    12/1/10Pittsburgh Bans Hydrofracking
    The Pittsburgh city council has passed a historic ordinance
    -- the first of its kind in the nation -- banning corporations from hydrofracking
    for natural gas within the city limits.
    Pittsburgh sits atop the natural gas-rich Marcellus Shale formation,
    and corporations have already bought leases to drill there
    -- including underneath public parks and in cemeteries.

    Hydrofracking threatens surface and groundwater,
    and has been blamed for fatal explosions,
    contaminated drinking water, and polluted rivers.
    The hydrofracking process releases carcinogens
    like benzene and radioactive ores like uranium, along with methane.....

    The actions of the Pittsburgh city council starkly contrast
    with the flaccid posture of the Pennsylvania
    state government to hydrofracking regulation.
    The state recently paid thousands of dollars to
    a private contractor to investigate hydrofracking opponents.
    In this year's Pennsylvania elections, hundreds of thousands of industry dollars
    poured into the campaigns of pro-hydrofracking candidates.

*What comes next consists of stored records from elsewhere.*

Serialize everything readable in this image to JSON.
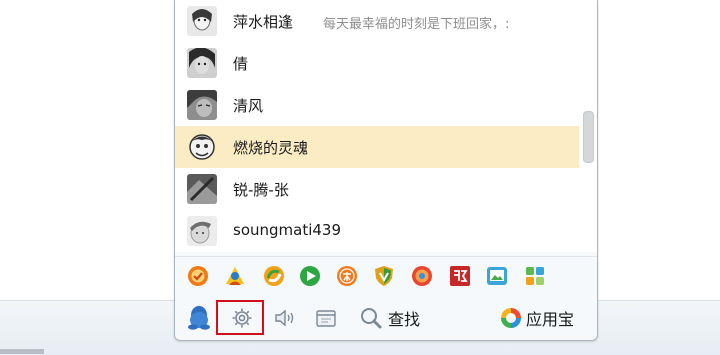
{
  "contacts": [
    {
      "name": "萍水相逢",
      "status": "每天最幸福的时刻是下班回家，:"
    },
    {
      "name": "倩",
      "status": ""
    },
    {
      "name": "清风",
      "status": ""
    },
    {
      "name": "燃烧的灵魂",
      "status": ""
    },
    {
      "name": "锐-腾-张",
      "status": ""
    },
    {
      "name": "soungmati439",
      "status": ""
    }
  ],
  "apps": [
    {
      "icon": "check-app-icon",
      "color": "#f07a12"
    },
    {
      "icon": "person-app-icon",
      "color": "#2a7cc8"
    },
    {
      "icon": "refresh-app-icon",
      "color": "#f0a21a"
    },
    {
      "icon": "play-app-icon",
      "color": "#2da644"
    },
    {
      "icon": "free-app-icon",
      "color": "#f27a1c"
    },
    {
      "icon": "shield-app-icon",
      "color": "#e0a21c"
    },
    {
      "icon": "target-app-icon",
      "color": "#e8462e"
    },
    {
      "icon": "stock-app-icon",
      "color": "#c6282a"
    },
    {
      "icon": "photo-app-icon",
      "color": "#3aa6d8"
    },
    {
      "icon": "grid-app-icon",
      "color": "#5fb84e"
    }
  ],
  "toolbar": {
    "search_label": "查找",
    "appstore_label": "应用宝"
  },
  "colors": {
    "selected_row": "#fbecc4",
    "highlight_border": "#d0111c"
  }
}
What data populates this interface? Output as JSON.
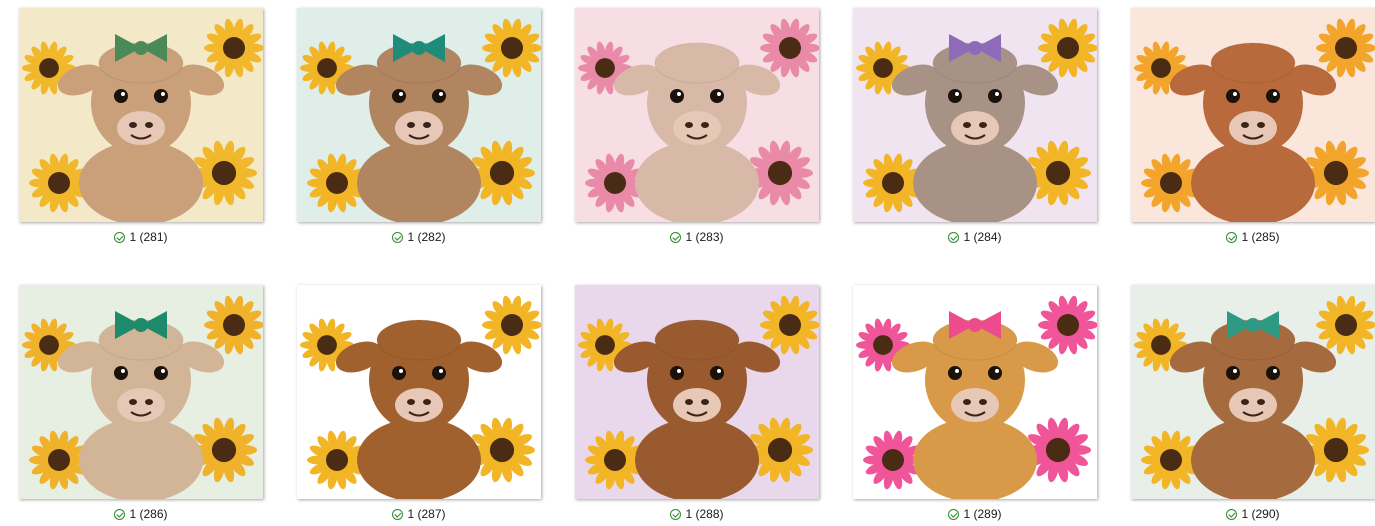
{
  "files": [
    {
      "name": "1 (281)",
      "status_icon": "sync-ok-icon",
      "bg": "#f3e9c8",
      "accent": "#f0b82a",
      "fur": "#c9a07a",
      "bow": "#4a8a56"
    },
    {
      "name": "1 (282)",
      "status_icon": "sync-ok-icon",
      "bg": "#dfeee8",
      "accent": "#f2b526",
      "fur": "#b08560",
      "bow": "#1f8c7a"
    },
    {
      "name": "1 (283)",
      "status_icon": "sync-ok-icon",
      "bg": "#f7dde4",
      "accent": "#e98aa9",
      "fur": "#d8b9a8",
      "bow": ""
    },
    {
      "name": "1 (284)",
      "status_icon": "sync-ok-icon",
      "bg": "#efe4ef",
      "accent": "#f2b526",
      "fur": "#a89286",
      "bow": "#8e6bb8"
    },
    {
      "name": "1 (285)",
      "status_icon": "sync-ok-icon",
      "bg": "#fbe6dc",
      "accent": "#f2a52a",
      "fur": "#b86a3c",
      "bow": ""
    },
    {
      "name": "1 (286)",
      "status_icon": "sync-ok-icon",
      "bg": "#e6efe2",
      "accent": "#f0b22a",
      "fur": "#d2b597",
      "bow": "#1e8a6c"
    },
    {
      "name": "1 (287)",
      "status_icon": "sync-ok-icon",
      "bg": "#ffffff",
      "accent": "#f2b526",
      "fur": "#a0612e",
      "bow": ""
    },
    {
      "name": "1 (288)",
      "status_icon": "sync-ok-icon",
      "bg": "#e9d7ec",
      "accent": "#f2b526",
      "fur": "#9a5a30",
      "bow": ""
    },
    {
      "name": "1 (289)",
      "status_icon": "sync-ok-icon",
      "bg": "#ffffff",
      "accent": "#f0559a",
      "fur": "#d89a48",
      "bow": "#ec4c8c"
    },
    {
      "name": "1 (290)",
      "status_icon": "sync-ok-icon",
      "bg": "#e7efe8",
      "accent": "#f2b526",
      "fur": "#a56a3e",
      "bow": "#2e9a84"
    }
  ]
}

    Even as its towns and municipalities increasingly oppose hydrofracking,
    the state continues to issue hydrofracking permits.

    The hydrofracking industry has worked hand-in-glove with elected officials
    and state and federal agencies to prepare the way for the controversial drilling technique
    , exempting hydrofracking from federal regulation
    and passing state laws barring municipalities from trying to regulate the practice.

    The article from Pro Publica.

  3. These Columbia and Greene County newspapers made an odd choice running the story at all.

    I'd quibble with some of the claims (e.g. how royalties really work), but on content alone the story is local news from somewhere else.